There are basically two forms of copper we can ingest: organic and inorganic. Organic forms come from food sources and from supplements that are bound to amino acids (protein bound). Rich food sources of organic copper include nuts, seeds, beans, mushrooms, and green leafy vegetables and healthy blood levels can easily be achieved by eating these foods regularly.

Inorganic sources of copper come from plumbing (think copper pipes in your home) and inorganic copper salts that are commonly included in many vitamin supplements.

In animal studies, giving mice inorganic copper supplements (also called copper2 or divalent copper) compared to those given a placebo, showed increased beta amyloid production in the brain, plus an elevated rate of Alzheimer’s disease. Beta amyloid is the sticky protein that over accumulates in the brain’s of people and mice with Alzheimer’s disease.

Dr. Morris published a study showing that people with the highest intake of inorganic copper in supplements had six times the rate of Alzheimer’s disease compared to those who have low intake from supplements. (Morris 2006. Arch Neurol 63:1085-88.)

At this year’s 57th Annual Meeting of the American College of Nutrition meeting, I spoke with George Brewer, MD, MACN, who was speaking on the relationship between inorganic copper intake and the dramatic recent increase in Alzheimer’s rates. He draws a very strong relationship between copper pipes for home plumbing and the rapid rise in Alzheimer’s rates in the US, as there is a very powerful association between levels of copper in public water supplies and Alzheimer’s disease. Copper levels should be less than 0.01 parts per million, but Dr. Brewer’s data suggests that two thirds of all homes have copper levels in water that exceed this level.

The use of copper piping in home construction in the US started in the early 1960s, at about the same time, we saw a big jump in cases of Alzheimer’s disease. By 1970, it was the typical material of choice for water piping, and it’s now estimated that more than 90 percent of all homes built after 1970 have copper pipes. Water with pH below 6.5 can corrode copper pipes, similar to what happened in Flint, Michigan with lead being pulled from pipes into the acidic water supply. This breakdown of the pipes increases the level of copper in water dramatically.

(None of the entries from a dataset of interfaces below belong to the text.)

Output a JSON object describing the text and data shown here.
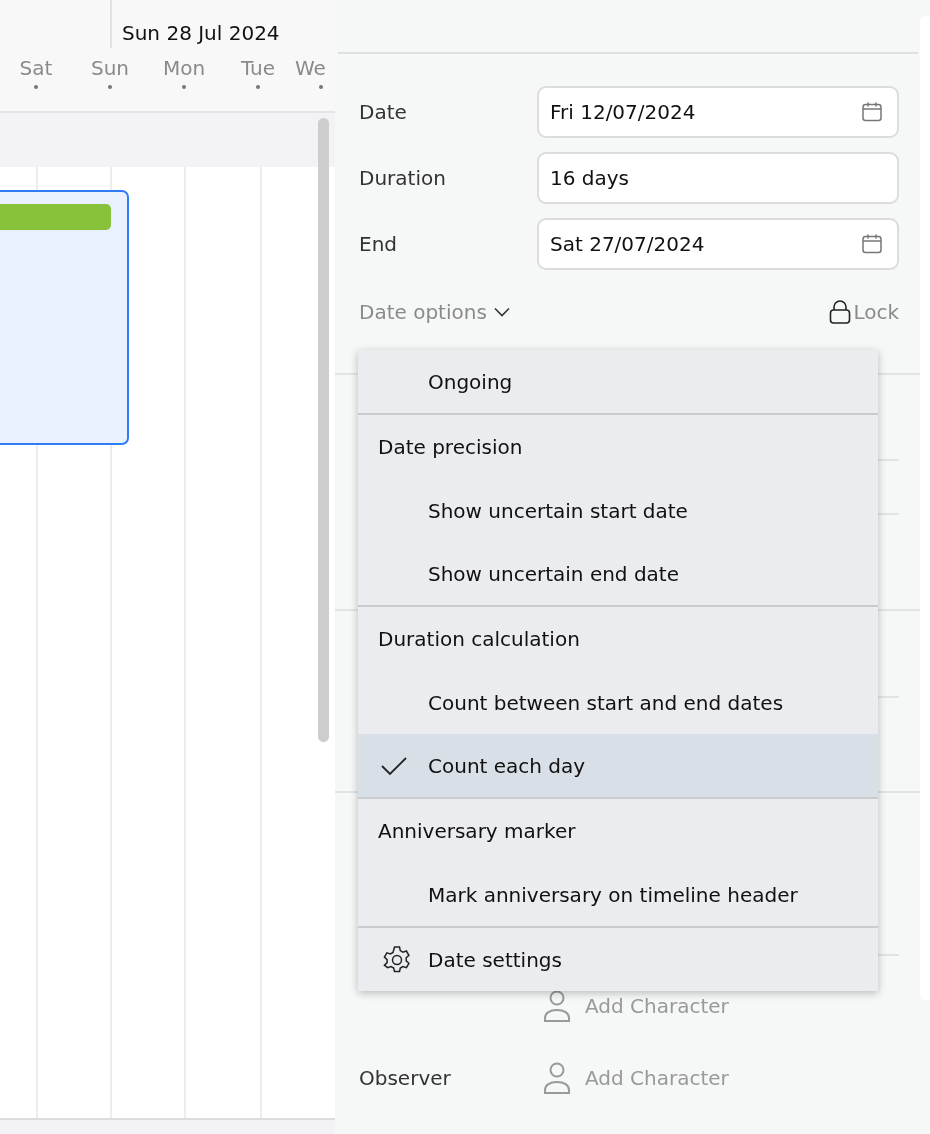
{
  "timeline": {
    "header_date": "Sun 28 Jul 2024",
    "days": [
      "Sat",
      "Sun",
      "Mon",
      "Tue",
      "We"
    ]
  },
  "details": {
    "fields": [
      {
        "label": "Date",
        "value": "Fri 12/07/2024",
        "kind": "date"
      },
      {
        "label": "Duration",
        "value": "16 days",
        "kind": "text"
      },
      {
        "label": "End",
        "value": "Sat 27/07/2024",
        "kind": "date"
      }
    ],
    "date_options": "Date options",
    "lock": "Lock",
    "character_rows": [
      {
        "action": "Add Character"
      },
      {
        "label": "Observer",
        "action": "Add Character"
      }
    ]
  },
  "menu": {
    "groups": [
      {
        "items": [
          {
            "kind": "option",
            "label": "Ongoing",
            "checked": false
          }
        ]
      },
      {
        "items": [
          {
            "kind": "header",
            "label": "Date precision"
          },
          {
            "kind": "option",
            "label": "Show uncertain start date",
            "checked": false
          },
          {
            "kind": "option",
            "label": "Show uncertain end date",
            "checked": false
          }
        ]
      },
      {
        "items": [
          {
            "kind": "header",
            "label": "Duration calculation"
          },
          {
            "kind": "option",
            "label": "Count between start and end dates",
            "checked": false
          },
          {
            "kind": "option",
            "label": "Count each day",
            "checked": true
          }
        ]
      },
      {
        "items": [
          {
            "kind": "header",
            "label": "Anniversary marker"
          },
          {
            "kind": "option",
            "label": "Mark anniversary on timeline header",
            "checked": false
          }
        ]
      },
      {
        "items": [
          {
            "kind": "action",
            "label": "Date settings"
          }
        ]
      }
    ]
  }
}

For 100,000 years, humans have learned to metabolize organic forms of copper and it is an essential nutrient. However, inorganic copper is something brand new and it appears that we humans do not have proper mechanisms to metabolize this form of copper. Although inorganic copper has not conclusively been shown to cause Alzheimer’s disease, the evidence is growing, and there is now ample reason for you to take some simple steps to avoid inorganic copper exposure.  This is especially concerning since Alzheimer’s rates began to climb in the last 50 years as we have been exposed to inorganic copper.


  1. Choose supplements with either NO copper, or those produced with organic copper.

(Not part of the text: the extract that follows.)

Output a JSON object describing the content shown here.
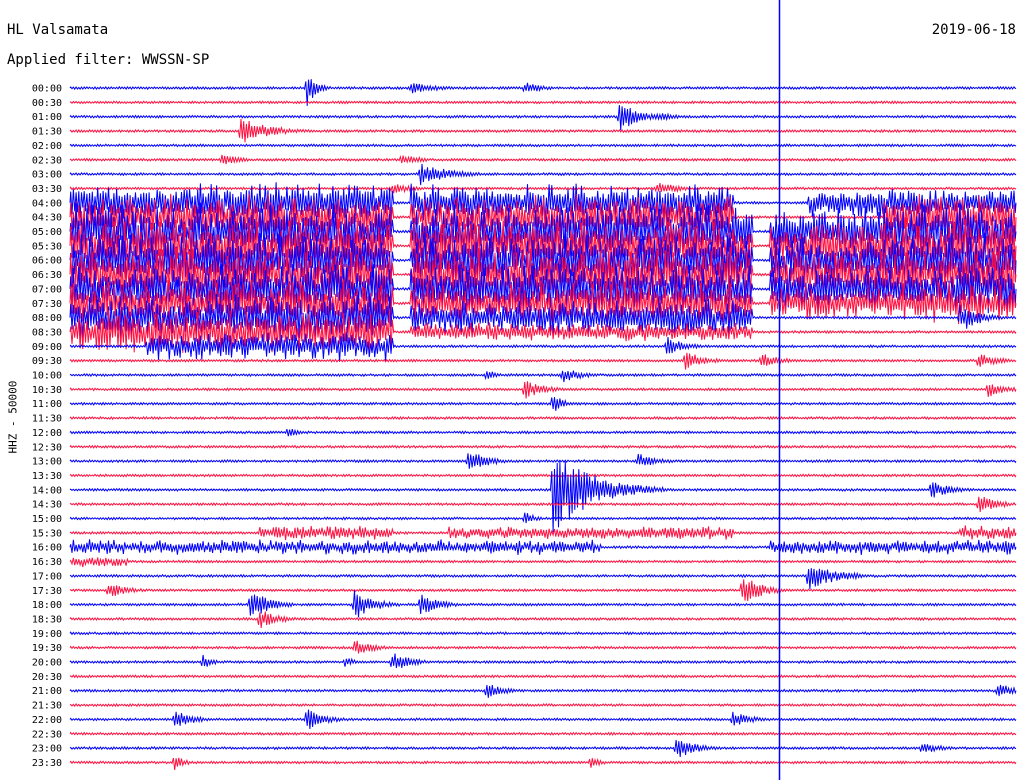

An example of organic copper supplement ingredients would be:

– Copper glycinate

–  Copper bisglycinate chelate

–  Copper amino acid chelates

An example of inorganic copper supplement ingredients that you should avoid would be:

–  Copper oxide

–  Copper Sulfate (copper sulfate is commonly used as a pesticide, but sadly is very common in poor quality supplements)

–  Copper carbonate

2. Especially if you have copper plumbing in your home, get a reverse osmosis filter to remove copper from the water you use for drinking and cooking. A reverse osmosis filter has dozens of benefits and provides an easy solution to achieving safe, dependable drinking water for you and your loved ones.

3. Don’t cook with copper pots and pans, especially don’t heat acidic foods (such as tomato sauce) in pans with copper.

4. Get your copper from food. Eat more nuts, seeds, dark chocolate, mushrooms, and green leafy vegetables daily. Your body knows how to handle these forms of organic copper.

I hope I have given you some simple steps to help protect your own brain health and the health of those you love.


I wish you the best of health!

Steven Masley, MD, FAHA, FACN, FAAFP, CNS